[Problem] Every line of the records that contains the string "label" counts once; give the total and nothing else.

● ● ●

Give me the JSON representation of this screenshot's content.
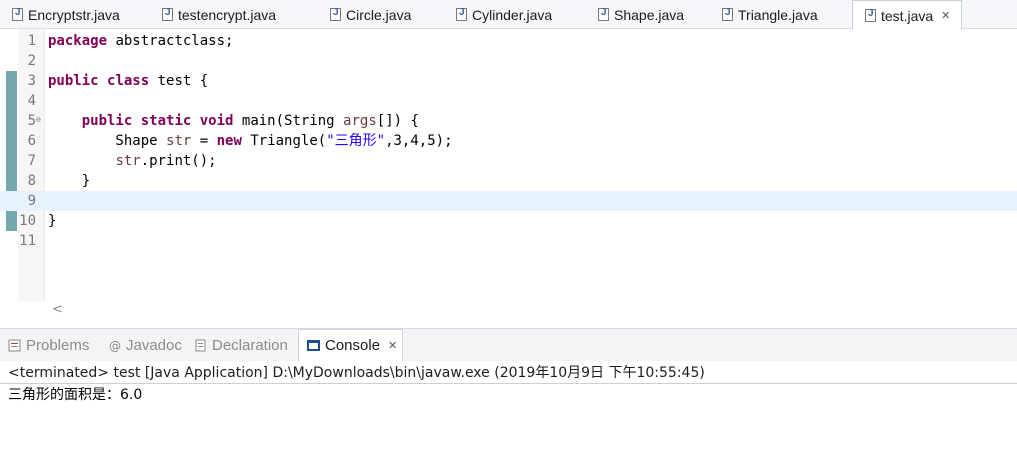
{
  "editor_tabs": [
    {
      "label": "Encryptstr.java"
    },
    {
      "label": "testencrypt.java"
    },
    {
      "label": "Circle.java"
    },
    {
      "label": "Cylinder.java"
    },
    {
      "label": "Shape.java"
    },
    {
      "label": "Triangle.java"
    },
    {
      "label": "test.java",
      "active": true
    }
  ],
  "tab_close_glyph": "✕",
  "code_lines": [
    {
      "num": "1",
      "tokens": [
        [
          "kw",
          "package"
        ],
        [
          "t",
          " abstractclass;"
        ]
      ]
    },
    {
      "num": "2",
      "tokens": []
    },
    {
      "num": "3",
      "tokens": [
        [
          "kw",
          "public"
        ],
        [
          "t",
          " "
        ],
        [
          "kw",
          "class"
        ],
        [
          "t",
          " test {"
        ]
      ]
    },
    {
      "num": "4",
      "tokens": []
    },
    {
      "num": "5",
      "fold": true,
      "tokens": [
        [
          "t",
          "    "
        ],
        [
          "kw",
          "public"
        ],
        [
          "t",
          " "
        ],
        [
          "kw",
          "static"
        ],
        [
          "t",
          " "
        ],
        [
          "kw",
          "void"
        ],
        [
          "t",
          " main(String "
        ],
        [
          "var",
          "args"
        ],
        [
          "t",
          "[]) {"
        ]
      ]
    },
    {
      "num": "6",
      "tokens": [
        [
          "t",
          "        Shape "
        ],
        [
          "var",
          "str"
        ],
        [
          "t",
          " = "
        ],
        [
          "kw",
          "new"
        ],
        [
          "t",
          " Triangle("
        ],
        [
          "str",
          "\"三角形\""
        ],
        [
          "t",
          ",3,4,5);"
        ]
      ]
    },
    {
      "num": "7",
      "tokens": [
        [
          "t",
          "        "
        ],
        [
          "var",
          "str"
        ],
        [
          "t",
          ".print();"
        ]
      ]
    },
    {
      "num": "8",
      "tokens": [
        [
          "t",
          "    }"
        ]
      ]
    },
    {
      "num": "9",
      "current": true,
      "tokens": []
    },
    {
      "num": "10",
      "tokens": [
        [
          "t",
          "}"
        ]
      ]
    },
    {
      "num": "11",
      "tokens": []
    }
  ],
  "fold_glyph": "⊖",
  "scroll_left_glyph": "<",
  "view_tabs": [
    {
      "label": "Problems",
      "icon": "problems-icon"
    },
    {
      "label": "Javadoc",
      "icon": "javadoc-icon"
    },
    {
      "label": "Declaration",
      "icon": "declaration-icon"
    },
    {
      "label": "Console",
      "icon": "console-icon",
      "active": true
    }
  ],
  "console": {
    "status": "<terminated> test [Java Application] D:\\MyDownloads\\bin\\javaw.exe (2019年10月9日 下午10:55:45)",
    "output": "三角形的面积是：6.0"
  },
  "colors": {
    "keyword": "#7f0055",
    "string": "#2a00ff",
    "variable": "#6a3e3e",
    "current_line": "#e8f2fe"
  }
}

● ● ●

[Task output] 11